• GOAL OF THE EXERCISE
Without including any image, repeat every record exactly.

---------------

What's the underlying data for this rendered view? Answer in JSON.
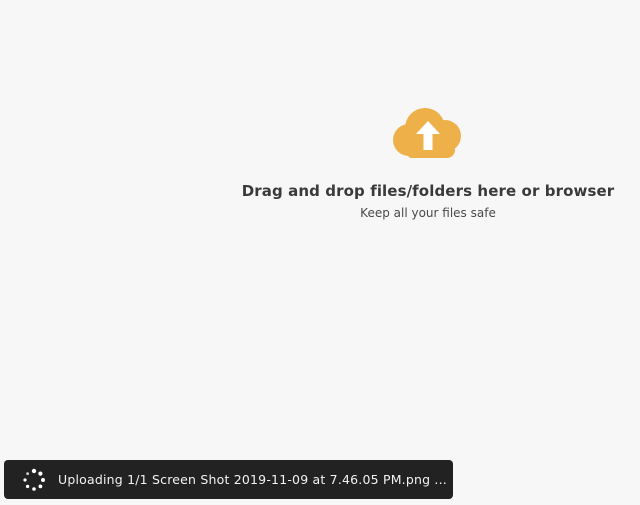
{
  "dropzone": {
    "title": "Drag and drop files/folders here or browser",
    "subtitle": "Keep all your files safe",
    "icon": "cloud-upload-icon",
    "icon_color": "#eeb14a"
  },
  "upload_toast": {
    "icon": "loading-spinner-icon",
    "message": "Uploading 1/1 Screen Shot 2019-11-09 at 7.46.05 PM.png ..."
  }
}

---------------

• ANSWER TO THIS TASK
What's the underlying data for this rendered view? Answer in JSON.
{
  "dropzone": {
    "title": "Drag and drop files/folders here or browser",
    "subtitle": "Keep all your files safe",
    "icon": "cloud-upload-icon",
    "icon_color": "#eeb14a"
  },
  "upload_toast": {
    "icon": "loading-spinner-icon",
    "message": "Uploading 1/1 Screen Shot 2019-11-09 at 7.46.05 PM.png ..."
  }
}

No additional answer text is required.